Editor’s note: This report has been updated to add information from council members.
By Kevin Coughlin
Everyone complains about traffic in Morristown.
On Monday, the town intends to start doing something about it.
Officials will meet with members of Arup, an international consulting and design firm that is launching a 10-month traffic study. The council approved the $300,000 project by a 6-0 vote on Thursday.
“It’s a real opportunity,” said Mayor Tim Dougherty. Arup won’t just pinpoint problems; it will propose solutions, he said.
“It’s about design, and understanding how traffic flows, where it comes from, where it’s going… This will benefit the town for decades.”
The study will aim to improve pedestrian and bicycle mobility as well as vehicular traffic, Dougherty said. Arup was chosen from six firms that submitted proposals.
Established in 1946, London-based Arup caught the world’s attention with its structural design of the Sydney Opera House.
Recent projects include the initial phase of the new Second Avenue Subway, the Fulton Street Transit Center, and JetBlue Airway’s Terminal 5 at JFK Airport.
The study will take cues from Morristown Moving Forward, an exercise that gathered public suggestions for the 2014 update of the town’s zoning master plan. A comprehensive look at traffic was a key recommendation of that effort.

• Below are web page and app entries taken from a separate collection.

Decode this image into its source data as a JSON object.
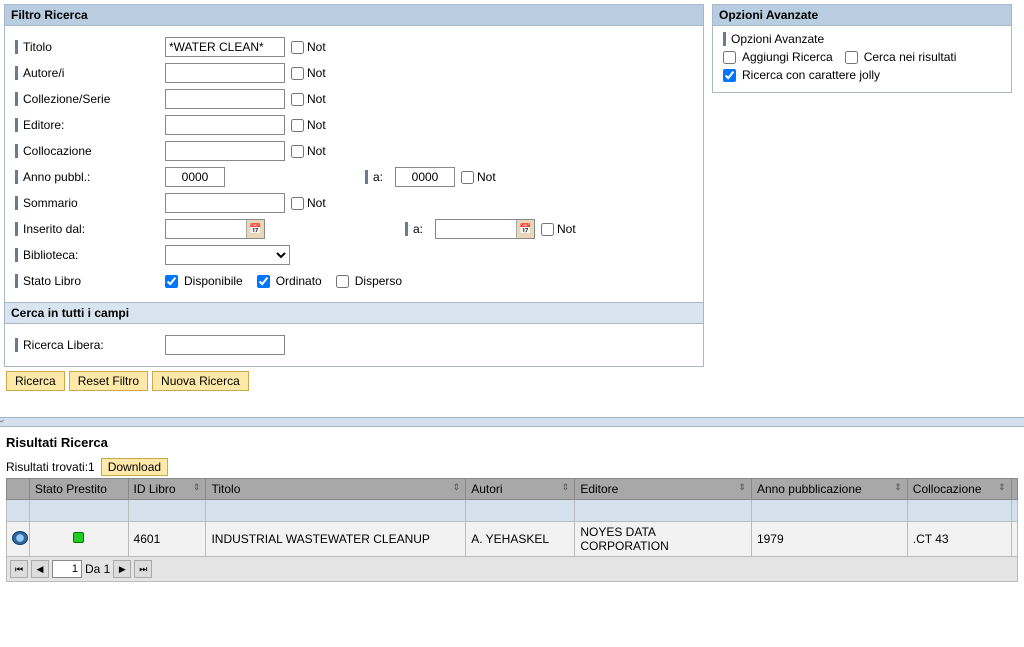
{
  "filter": {
    "header": "Filtro Ricerca",
    "labels": {
      "titolo": "Titolo",
      "autore": "Autore/i",
      "collezione": "Collezione/Serie",
      "editore": "Editore:",
      "collocazione": "Collocazione",
      "annoPubbl": "Anno pubbl.:",
      "annoA": "a:",
      "sommario": "Sommario",
      "inseritoDal": "Inserito dal:",
      "inseritoA": "a:",
      "biblioteca": "Biblioteca:",
      "statoLibro": "Stato Libro"
    },
    "values": {
      "titolo": "*WATER CLEAN*",
      "annoFrom": "0000",
      "annoTo": "0000"
    },
    "not": "Not",
    "status": {
      "disponibile": "Disponibile",
      "ordinato": "Ordinato",
      "disperso": "Disperso"
    },
    "freeSearch": {
      "header": "Cerca in tutti i campi",
      "label": "Ricerca Libera:"
    },
    "buttons": {
      "ricerca": "Ricerca",
      "reset": "Reset Filtro",
      "nuova": "Nuova Ricerca"
    }
  },
  "options": {
    "header": "Opzioni Avanzate",
    "title": "Opzioni Avanzate",
    "aggiungi": "Aggiungi Ricerca",
    "cercaNei": "Cerca nei risultati",
    "jolly": "Ricerca con carattere jolly"
  },
  "results": {
    "title": "Risultati Ricerca",
    "found": "Risultati trovati:1",
    "download": "Download",
    "cols": {
      "statoPrestito": "Stato Prestito",
      "idLibro": "ID Libro",
      "titolo": "Titolo",
      "autori": "Autori",
      "editore": "Editore",
      "anno": "Anno pubblicazione",
      "collocazione": "Collocazione"
    },
    "rows": [
      {
        "id": "4601",
        "titolo": "INDUSTRIAL WASTEWATER CLEANUP",
        "autori": "A. YEHASKEL",
        "editore": "NOYES DATA CORPORATION",
        "anno": "1979",
        "coll": ".CT 43"
      }
    ],
    "pager": {
      "page": "1",
      "of": "Da 1"
    }
  }
}
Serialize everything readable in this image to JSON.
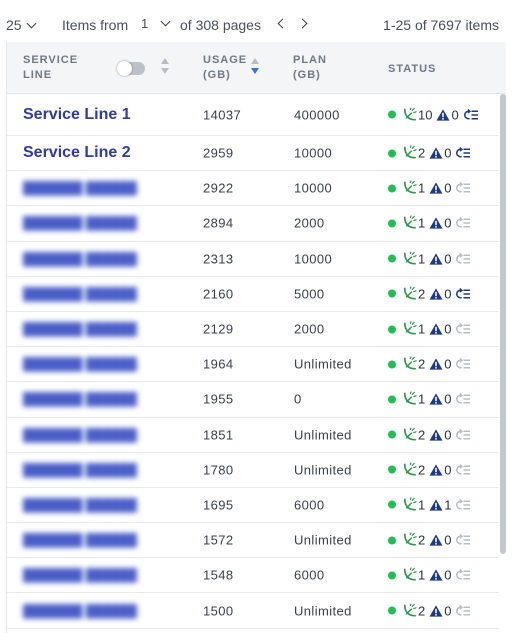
{
  "pager": {
    "page_size": "25",
    "items_from_label": "Items from",
    "page": "1",
    "of_pages_label": "of 308 pages",
    "range_label": "1-25 of 7697 items"
  },
  "columns": {
    "service_line": "SERVICE\nLINE",
    "usage": "USAGE\n(GB)",
    "plan": "PLAN\n(GB)",
    "status": "STATUS"
  },
  "colors": {
    "link": "#2e3aa8",
    "online": "#1fbf53",
    "alert": "#1d3a8a",
    "sort_active": "#3d6fe0"
  },
  "icons": {
    "status": "green-dot-icon",
    "dish": "satellite-dish-icon",
    "alert": "warning-triangle-icon",
    "relist": "refresh-list-icon"
  },
  "rows": [
    {
      "name": "Service Line 1",
      "bold": true,
      "usage": "14037",
      "plan": "400000",
      "dishes": "10",
      "alerts": "0",
      "relist_active": true
    },
    {
      "name": "Service Line 2",
      "bold": true,
      "usage": "2959",
      "plan": "10000",
      "dishes": "2",
      "alerts": "0",
      "relist_active": true
    },
    {
      "name": "",
      "bold": false,
      "usage": "2922",
      "plan": "10000",
      "dishes": "1",
      "alerts": "0",
      "relist_active": false
    },
    {
      "name": "",
      "bold": false,
      "usage": "2894",
      "plan": "2000",
      "dishes": "1",
      "alerts": "0",
      "relist_active": false
    },
    {
      "name": "",
      "bold": false,
      "usage": "2313",
      "plan": "10000",
      "dishes": "1",
      "alerts": "0",
      "relist_active": false
    },
    {
      "name": "",
      "bold": false,
      "usage": "2160",
      "plan": "5000",
      "dishes": "2",
      "alerts": "0",
      "relist_active": true
    },
    {
      "name": "",
      "bold": false,
      "usage": "2129",
      "plan": "2000",
      "dishes": "1",
      "alerts": "0",
      "relist_active": false
    },
    {
      "name": "",
      "bold": false,
      "usage": "1964",
      "plan": "Unlimited",
      "dishes": "2",
      "alerts": "0",
      "relist_active": false
    },
    {
      "name": "",
      "bold": false,
      "usage": "1955",
      "plan": "0",
      "dishes": "1",
      "alerts": "0",
      "relist_active": false
    },
    {
      "name": "",
      "bold": false,
      "usage": "1851",
      "plan": "Unlimited",
      "dishes": "2",
      "alerts": "0",
      "relist_active": false
    },
    {
      "name": "",
      "bold": false,
      "usage": "1780",
      "plan": "Unlimited",
      "dishes": "2",
      "alerts": "0",
      "relist_active": false
    },
    {
      "name": "",
      "bold": false,
      "usage": "1695",
      "plan": "6000",
      "dishes": "1",
      "alerts": "1",
      "relist_active": false
    },
    {
      "name": "",
      "bold": false,
      "usage": "1572",
      "plan": "Unlimited",
      "dishes": "2",
      "alerts": "0",
      "relist_active": false
    },
    {
      "name": "",
      "bold": false,
      "usage": "1548",
      "plan": "6000",
      "dishes": "1",
      "alerts": "0",
      "relist_active": false
    },
    {
      "name": "",
      "bold": false,
      "usage": "1500",
      "plan": "Unlimited",
      "dishes": "2",
      "alerts": "0",
      "relist_active": false
    }
  ]
}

Arup goals will include relieving congestion at major corridors and intersections, making the town safer and more welcoming for pedestrians, and determining how these concerns should influence future development decisions.
But is it too late? A hotel, three big apartment buildings and a triangular law office are in the planning or construction stages in Morristown, which has experienced significant growth over the last decade.
The Mayor attributes some of the traffic to state and county roads that crisscross the town; it makes sense to seek ways to improve this flow, he said. But traffic isn’t all bad, in his opinion.
On a Friday night, when the 1,300-seat Mayo Performing Arts Center has a show, and commuters are coming home to their new apartments, and visitors are flocking to downtown restaurants, “you’re going to have traffic,” Dougherty said.
“It’s a good problem to have, compared to so many communities in the state, and we can work with it,” he said.
By providing a blueprint for planners to create “shovel-ready” projects–projects that satisfy traffic requirements and address other concerns up front–this study should help the town secure millions of dollars in state and federal grants, said Council President Stefan Armington.
Eight Morristown traffic areas are scheduled for scrutiny: The historic Morristown Green; the transit district near the train station; Morris, South and Spring streets; and Speedwell, Lafayette and Ridgedale avenues.
Councilwoman Alison Deeb asked that Washington Street and the Maple Avenue/DeHart Street corridor be studied as well.
Traffic will be counted at 30 locations. Data will include the number of vehicles, pedestrians and bicyclists; turning movements; and origins and destinations of travelers, according to Thursday’s presentation to the council, dubbed Morristown Making Moves.
Researchers will look for patterns, safety hazards, designs and functionality of intersections, and transit usage and ways to improve access.
And they will explore solutions including redesigned roads and intersections, tweaks to traffic regulations and parking, and new traffic signals.
All this is expected to culminate in conceptual designs for seven of the study locations (Ridgedale Avenue is excluded), along with estimates for these various remedies, including property acquisition, environmental and construction costs.